[[ SOURCE DATA open ]]

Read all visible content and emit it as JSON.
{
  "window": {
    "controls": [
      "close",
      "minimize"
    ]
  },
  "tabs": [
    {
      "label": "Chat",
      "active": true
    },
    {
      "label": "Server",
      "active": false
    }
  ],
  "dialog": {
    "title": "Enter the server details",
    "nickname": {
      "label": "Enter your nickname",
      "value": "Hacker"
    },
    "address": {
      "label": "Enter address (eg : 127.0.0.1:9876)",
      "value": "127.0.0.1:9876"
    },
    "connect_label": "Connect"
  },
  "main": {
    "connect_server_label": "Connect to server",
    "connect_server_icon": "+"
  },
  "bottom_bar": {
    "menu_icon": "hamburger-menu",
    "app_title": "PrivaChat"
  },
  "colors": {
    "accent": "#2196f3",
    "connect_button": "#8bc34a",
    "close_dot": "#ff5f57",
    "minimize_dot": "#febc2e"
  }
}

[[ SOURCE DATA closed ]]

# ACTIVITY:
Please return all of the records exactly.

# SOLUTION FOR THIS EXERCISE:
Read all visible content and emit it as JSON.
{
  "window": {
    "controls": [
      "close",
      "minimize"
    ]
  },
  "tabs": [
    {
      "label": "Chat",
      "active": true
    },
    {
      "label": "Server",
      "active": false
    }
  ],
  "dialog": {
    "title": "Enter the server details",
    "nickname": {
      "label": "Enter your nickname",
      "value": "Hacker"
    },
    "address": {
      "label": "Enter address (eg : 127.0.0.1:9876)",
      "value": "127.0.0.1:9876"
    },
    "connect_label": "Connect"
  },
  "main": {
    "connect_server_label": "Connect to server",
    "connect_server_icon": "+"
  },
  "bottom_bar": {
    "menu_icon": "hamburger-menu",
    "app_title": "PrivaChat"
  },
  "colors": {
    "accent": "#2196f3",
    "connect_button": "#8bc34a",
    "close_dot": "#ff5f57",
    "minimize_dot": "#febc2e"
  }
}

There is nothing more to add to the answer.